◆ BRIEF
Return a copy of each line in the listing that includes the word "title".

◆ ENTRIES PROVIDED
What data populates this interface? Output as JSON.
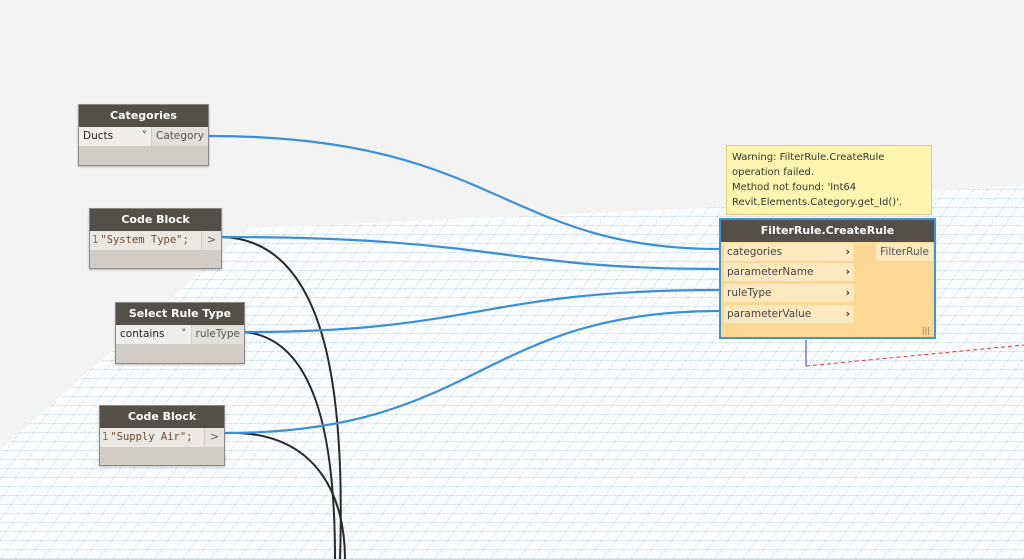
{
  "nodes": {
    "categories": {
      "title": "Categories",
      "selected": "Ducts",
      "output": "Category"
    },
    "code_block_1": {
      "title": "Code Block",
      "line": "1",
      "code": "\"System Type\";",
      "output": ">"
    },
    "select_rule_type": {
      "title": "Select Rule Type",
      "selected": "contains",
      "output": "ruleType"
    },
    "code_block_2": {
      "title": "Code Block",
      "line": "1",
      "code": "\"Supply Air\";",
      "output": ">"
    },
    "filter_rule": {
      "title": "FilterRule.CreateRule",
      "inputs": [
        "categories",
        "parameterName",
        "ruleType",
        "parameterValue"
      ],
      "output": "FilterRule",
      "lacing": "|||"
    }
  },
  "warning": {
    "line1": "Warning: FilterRule.CreateRule operation failed.",
    "line2": "Method not found: 'Int64 Revit.Elements.Category.get_Id()'."
  },
  "colors": {
    "wire": "#3a8fd8",
    "node_header": "#545049",
    "warning_node": "#fcd892"
  }
}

◆ ANSWER TO THIS TASK
      "title": "Categories",
      "title": "Code Block",
      "title": "Select Rule Type",
      "title": "Code Block",
      "title": "FilterRule.CreateRule",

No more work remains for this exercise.